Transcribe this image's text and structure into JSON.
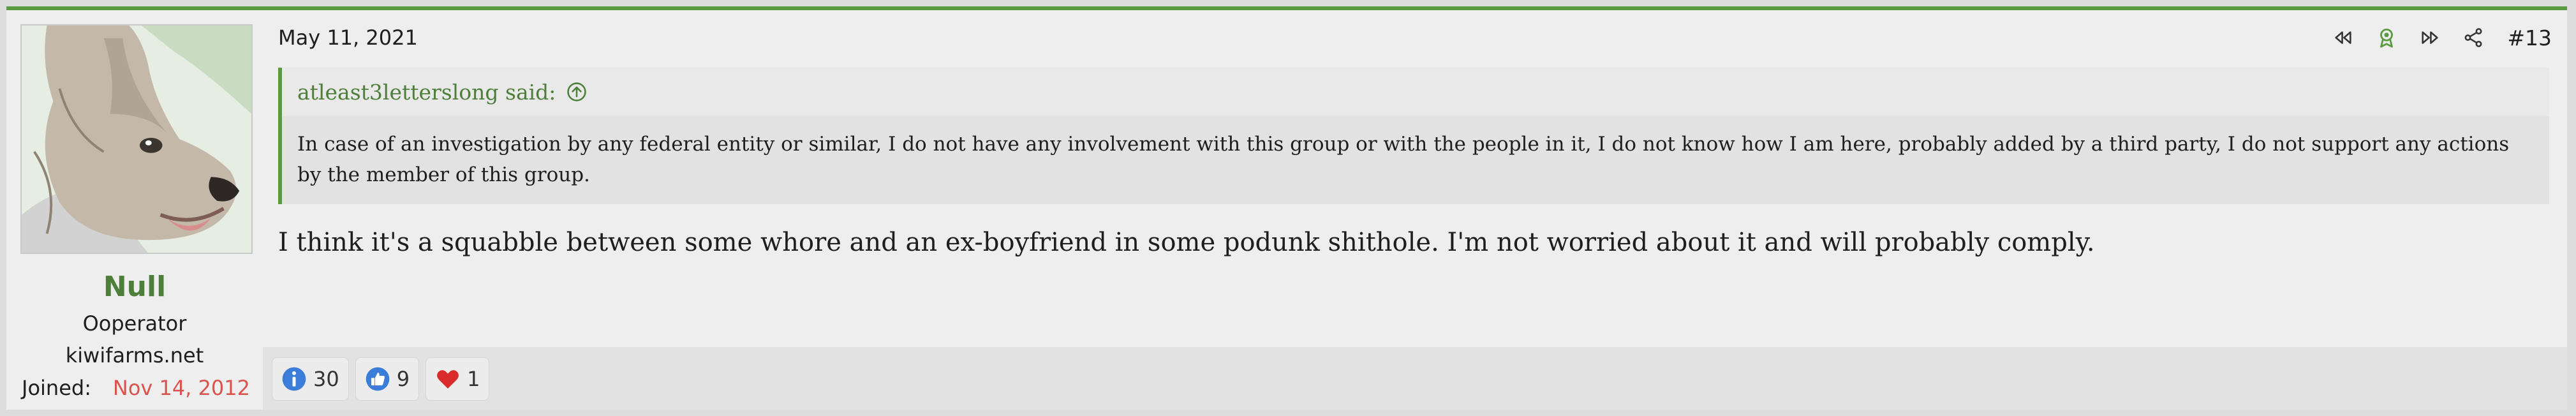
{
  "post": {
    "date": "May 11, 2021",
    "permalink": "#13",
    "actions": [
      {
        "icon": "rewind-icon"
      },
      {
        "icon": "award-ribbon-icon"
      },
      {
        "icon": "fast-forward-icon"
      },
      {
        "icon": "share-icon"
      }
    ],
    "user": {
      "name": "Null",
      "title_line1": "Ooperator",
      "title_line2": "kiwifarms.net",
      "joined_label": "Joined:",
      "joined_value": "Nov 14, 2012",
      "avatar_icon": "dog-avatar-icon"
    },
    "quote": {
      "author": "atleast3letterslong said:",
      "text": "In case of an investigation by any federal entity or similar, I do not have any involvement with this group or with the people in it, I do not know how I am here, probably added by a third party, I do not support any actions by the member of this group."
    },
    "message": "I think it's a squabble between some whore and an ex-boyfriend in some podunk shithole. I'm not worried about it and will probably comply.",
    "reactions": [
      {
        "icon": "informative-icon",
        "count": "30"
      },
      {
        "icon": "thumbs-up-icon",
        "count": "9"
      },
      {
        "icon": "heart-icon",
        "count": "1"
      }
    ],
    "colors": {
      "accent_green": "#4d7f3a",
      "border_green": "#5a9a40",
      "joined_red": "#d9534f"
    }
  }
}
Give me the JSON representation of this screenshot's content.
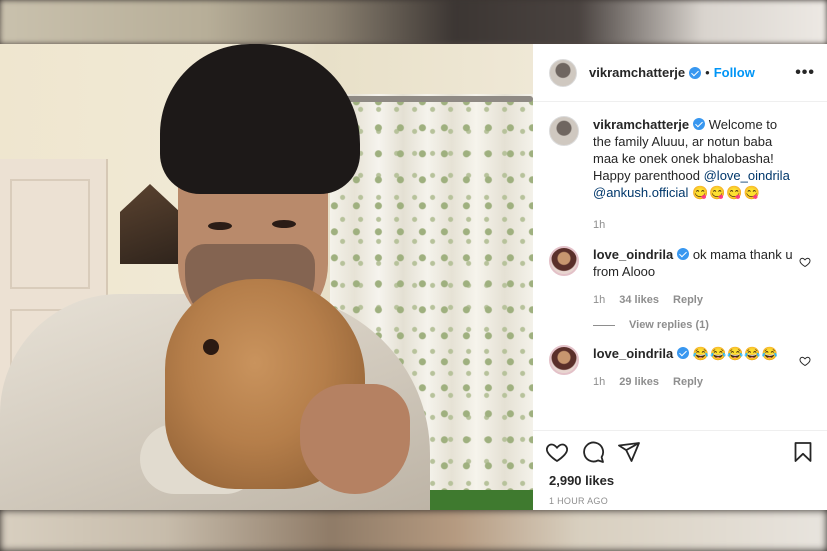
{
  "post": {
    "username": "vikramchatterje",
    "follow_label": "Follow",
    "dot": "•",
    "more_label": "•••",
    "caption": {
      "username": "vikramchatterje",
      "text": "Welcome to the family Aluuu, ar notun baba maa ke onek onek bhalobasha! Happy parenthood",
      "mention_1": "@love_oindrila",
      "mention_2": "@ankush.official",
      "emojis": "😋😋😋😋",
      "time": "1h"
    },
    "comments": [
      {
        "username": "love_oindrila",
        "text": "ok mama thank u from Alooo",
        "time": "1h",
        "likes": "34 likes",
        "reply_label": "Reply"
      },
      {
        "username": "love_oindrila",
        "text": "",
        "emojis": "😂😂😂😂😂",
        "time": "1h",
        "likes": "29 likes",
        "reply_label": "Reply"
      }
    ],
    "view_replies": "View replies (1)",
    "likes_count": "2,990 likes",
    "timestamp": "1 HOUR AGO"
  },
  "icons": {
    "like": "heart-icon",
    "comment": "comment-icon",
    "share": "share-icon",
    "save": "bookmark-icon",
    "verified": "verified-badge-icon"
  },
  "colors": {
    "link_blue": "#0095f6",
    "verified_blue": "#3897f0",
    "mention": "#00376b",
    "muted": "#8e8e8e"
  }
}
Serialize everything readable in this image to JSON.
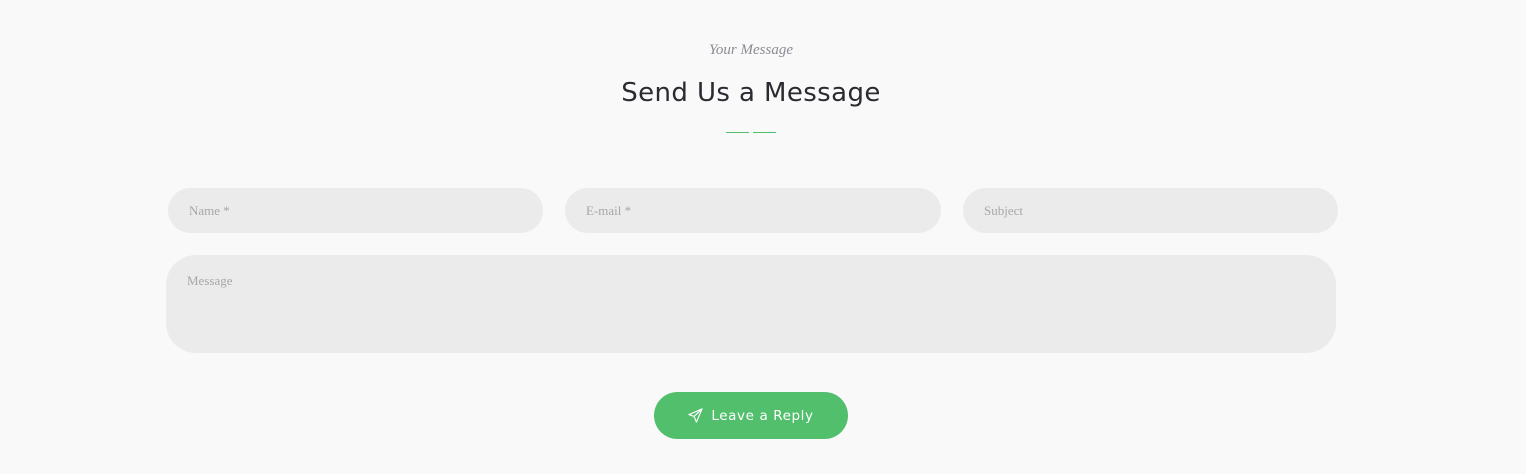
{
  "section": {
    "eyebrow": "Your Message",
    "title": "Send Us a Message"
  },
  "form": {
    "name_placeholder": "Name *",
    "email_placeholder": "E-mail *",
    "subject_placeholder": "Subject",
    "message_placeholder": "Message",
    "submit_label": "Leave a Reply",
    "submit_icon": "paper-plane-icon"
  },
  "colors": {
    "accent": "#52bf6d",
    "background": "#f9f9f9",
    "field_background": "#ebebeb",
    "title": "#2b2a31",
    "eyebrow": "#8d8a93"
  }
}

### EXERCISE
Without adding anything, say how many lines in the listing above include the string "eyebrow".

### TASK SOLUTION
2